Assignment:
Please reproduce the entries below exactly as they stand, but leave the pictures out.
<<<<
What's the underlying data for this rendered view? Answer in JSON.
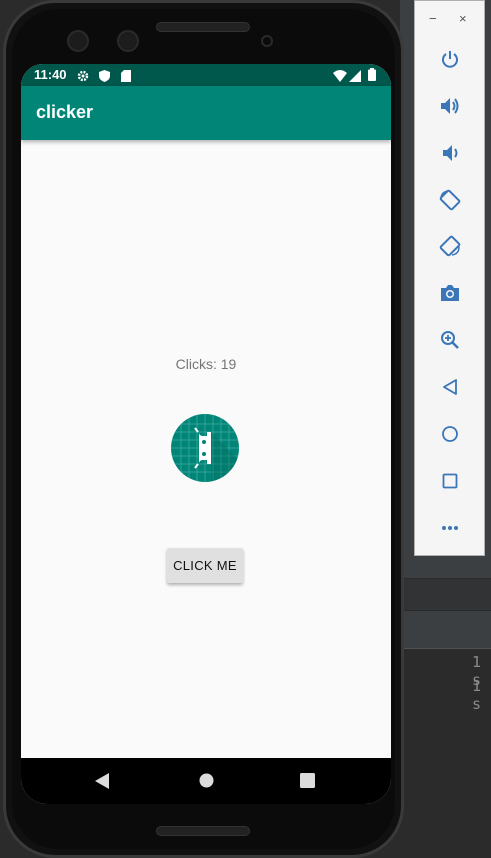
{
  "status_bar": {
    "time": "11:40",
    "icons": [
      "gear-icon",
      "shield-icon",
      "sd-card-icon"
    ],
    "right_icons": [
      "wifi-icon",
      "signal-icon",
      "battery-icon"
    ]
  },
  "app": {
    "title": "clicker",
    "clicks_text": "Clicks: 19",
    "button_label": "CLICK ME",
    "accent_color": "#008577",
    "status_color": "#00574b"
  },
  "nav": {
    "back": "back-icon",
    "home": "home-icon",
    "recents": "recents-icon"
  },
  "emulator_panel": {
    "window_controls": [
      "−",
      "×"
    ],
    "buttons": [
      "power-icon",
      "volume-up-icon",
      "volume-down-icon",
      "rotate-left-icon",
      "rotate-right-icon",
      "camera-icon",
      "zoom-icon",
      "back-icon",
      "home-icon",
      "overview-icon",
      "more-icon"
    ]
  },
  "ide": {
    "log_lines": [
      "1 s",
      "1 s"
    ]
  }
}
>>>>
Result for this task:
What's the underlying data for this rendered view? Answer in JSON.
{
  "status_bar": {
    "time": "11:40",
    "icons": [
      "gear-icon",
      "shield-icon",
      "sd-card-icon"
    ],
    "right_icons": [
      "wifi-icon",
      "signal-icon",
      "battery-icon"
    ]
  },
  "app": {
    "title": "clicker",
    "clicks_text": "Clicks: 19",
    "button_label": "CLICK ME",
    "accent_color": "#008577",
    "status_color": "#00574b"
  },
  "nav": {
    "back": "back-icon",
    "home": "home-icon",
    "recents": "recents-icon"
  },
  "emulator_panel": {
    "window_controls": [
      "−",
      "×"
    ],
    "buttons": [
      "power-icon",
      "volume-up-icon",
      "volume-down-icon",
      "rotate-left-icon",
      "rotate-right-icon",
      "camera-icon",
      "zoom-icon",
      "back-icon",
      "home-icon",
      "overview-icon",
      "more-icon"
    ]
  },
  "ide": {
    "log_lines": [
      "1 s",
      "1 s"
    ]
  }
}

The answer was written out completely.